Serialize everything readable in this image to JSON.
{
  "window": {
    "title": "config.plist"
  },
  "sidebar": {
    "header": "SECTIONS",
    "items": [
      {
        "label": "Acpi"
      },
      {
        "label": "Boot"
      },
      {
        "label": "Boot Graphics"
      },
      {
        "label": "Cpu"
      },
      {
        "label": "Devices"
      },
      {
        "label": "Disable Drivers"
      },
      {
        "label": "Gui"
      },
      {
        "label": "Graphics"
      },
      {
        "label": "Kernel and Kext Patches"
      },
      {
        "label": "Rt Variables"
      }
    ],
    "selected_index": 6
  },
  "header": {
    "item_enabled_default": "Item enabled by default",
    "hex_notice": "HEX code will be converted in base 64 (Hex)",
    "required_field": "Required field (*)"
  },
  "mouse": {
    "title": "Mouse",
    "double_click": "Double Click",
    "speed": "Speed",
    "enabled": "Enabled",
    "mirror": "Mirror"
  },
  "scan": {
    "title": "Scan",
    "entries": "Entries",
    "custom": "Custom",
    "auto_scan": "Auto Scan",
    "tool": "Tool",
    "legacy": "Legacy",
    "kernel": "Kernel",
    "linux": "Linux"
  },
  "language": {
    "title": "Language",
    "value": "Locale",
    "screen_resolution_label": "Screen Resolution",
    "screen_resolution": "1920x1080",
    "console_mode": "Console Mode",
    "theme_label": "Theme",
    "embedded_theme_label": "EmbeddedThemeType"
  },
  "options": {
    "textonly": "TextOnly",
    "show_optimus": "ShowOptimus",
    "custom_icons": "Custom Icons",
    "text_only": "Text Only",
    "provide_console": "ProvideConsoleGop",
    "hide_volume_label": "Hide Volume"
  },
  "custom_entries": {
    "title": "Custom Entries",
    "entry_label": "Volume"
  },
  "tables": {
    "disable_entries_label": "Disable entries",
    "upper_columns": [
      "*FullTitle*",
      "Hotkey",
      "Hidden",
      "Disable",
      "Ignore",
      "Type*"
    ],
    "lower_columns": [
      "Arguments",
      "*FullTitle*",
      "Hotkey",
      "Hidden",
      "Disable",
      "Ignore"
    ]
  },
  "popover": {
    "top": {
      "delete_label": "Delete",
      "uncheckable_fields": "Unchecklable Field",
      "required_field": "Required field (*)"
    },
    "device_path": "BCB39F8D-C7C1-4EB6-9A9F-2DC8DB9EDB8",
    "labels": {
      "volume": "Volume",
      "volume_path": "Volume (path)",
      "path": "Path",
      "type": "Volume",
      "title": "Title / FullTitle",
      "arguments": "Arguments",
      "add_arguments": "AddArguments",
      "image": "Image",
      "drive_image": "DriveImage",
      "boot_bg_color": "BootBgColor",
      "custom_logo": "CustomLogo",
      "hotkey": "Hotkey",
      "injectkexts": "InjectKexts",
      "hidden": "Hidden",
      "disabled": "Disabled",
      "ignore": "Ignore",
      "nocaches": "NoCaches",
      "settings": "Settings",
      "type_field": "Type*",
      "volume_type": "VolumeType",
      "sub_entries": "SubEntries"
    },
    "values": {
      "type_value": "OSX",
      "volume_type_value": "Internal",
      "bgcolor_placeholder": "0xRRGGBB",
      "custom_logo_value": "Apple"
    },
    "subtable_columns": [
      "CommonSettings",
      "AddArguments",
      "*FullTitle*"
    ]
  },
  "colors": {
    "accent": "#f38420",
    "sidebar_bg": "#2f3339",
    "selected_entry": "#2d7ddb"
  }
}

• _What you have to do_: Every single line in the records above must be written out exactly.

• _Result of this task_:
Serialize everything readable in this image to JSON.
{
  "window": {
    "title": "config.plist"
  },
  "sidebar": {
    "header": "SECTIONS",
    "items": [
      {
        "label": "Acpi"
      },
      {
        "label": "Boot"
      },
      {
        "label": "Boot Graphics"
      },
      {
        "label": "Cpu"
      },
      {
        "label": "Devices"
      },
      {
        "label": "Disable Drivers"
      },
      {
        "label": "Gui"
      },
      {
        "label": "Graphics"
      },
      {
        "label": "Kernel and Kext Patches"
      },
      {
        "label": "Rt Variables"
      }
    ],
    "selected_index": 6
  },
  "header": {
    "item_enabled_default": "Item enabled by default",
    "hex_notice": "HEX code will be converted in base 64 (Hex)",
    "required_field": "Required field (*)"
  },
  "mouse": {
    "title": "Mouse",
    "double_click": "Double Click",
    "speed": "Speed",
    "enabled": "Enabled",
    "mirror": "Mirror"
  },
  "scan": {
    "title": "Scan",
    "entries": "Entries",
    "custom": "Custom",
    "auto_scan": "Auto Scan",
    "tool": "Tool",
    "legacy": "Legacy",
    "kernel": "Kernel",
    "linux": "Linux"
  },
  "language": {
    "title": "Language",
    "value": "Locale",
    "screen_resolution_label": "Screen Resolution",
    "screen_resolution": "1920x1080",
    "console_mode": "Console Mode",
    "theme_label": "Theme",
    "embedded_theme_label": "EmbeddedThemeType"
  },
  "options": {
    "textonly": "TextOnly",
    "show_optimus": "ShowOptimus",
    "custom_icons": "Custom Icons",
    "text_only": "Text Only",
    "provide_console": "ProvideConsoleGop",
    "hide_volume_label": "Hide Volume"
  },
  "custom_entries": {
    "title": "Custom Entries",
    "entry_label": "Volume"
  },
  "tables": {
    "disable_entries_label": "Disable entries",
    "upper_columns": [
      "*FullTitle*",
      "Hotkey",
      "Hidden",
      "Disable",
      "Ignore",
      "Type*"
    ],
    "lower_columns": [
      "Arguments",
      "*FullTitle*",
      "Hotkey",
      "Hidden",
      "Disable",
      "Ignore"
    ]
  },
  "popover": {
    "top": {
      "delete_label": "Delete",
      "uncheckable_fields": "Unchecklable Field",
      "required_field": "Required field (*)"
    },
    "device_path": "BCB39F8D-C7C1-4EB6-9A9F-2DC8DB9EDB8",
    "labels": {
      "volume": "Volume",
      "volume_path": "Volume (path)",
      "path": "Path",
      "type": "Volume",
      "title": "Title / FullTitle",
      "arguments": "Arguments",
      "add_arguments": "AddArguments",
      "image": "Image",
      "drive_image": "DriveImage",
      "boot_bg_color": "BootBgColor",
      "custom_logo": "CustomLogo",
      "hotkey": "Hotkey",
      "injectkexts": "InjectKexts",
      "hidden": "Hidden",
      "disabled": "Disabled",
      "ignore": "Ignore",
      "nocaches": "NoCaches",
      "settings": "Settings",
      "type_field": "Type*",
      "volume_type": "VolumeType",
      "sub_entries": "SubEntries"
    },
    "values": {
      "type_value": "OSX",
      "volume_type_value": "Internal",
      "bgcolor_placeholder": "0xRRGGBB",
      "custom_logo_value": "Apple"
    },
    "subtable_columns": [
      "CommonSettings",
      "AddArguments",
      "*FullTitle*"
    ]
  },
  "colors": {
    "accent": "#f38420",
    "sidebar_bg": "#2f3339",
    "selected_entry": "#2d7ddb"
  }
}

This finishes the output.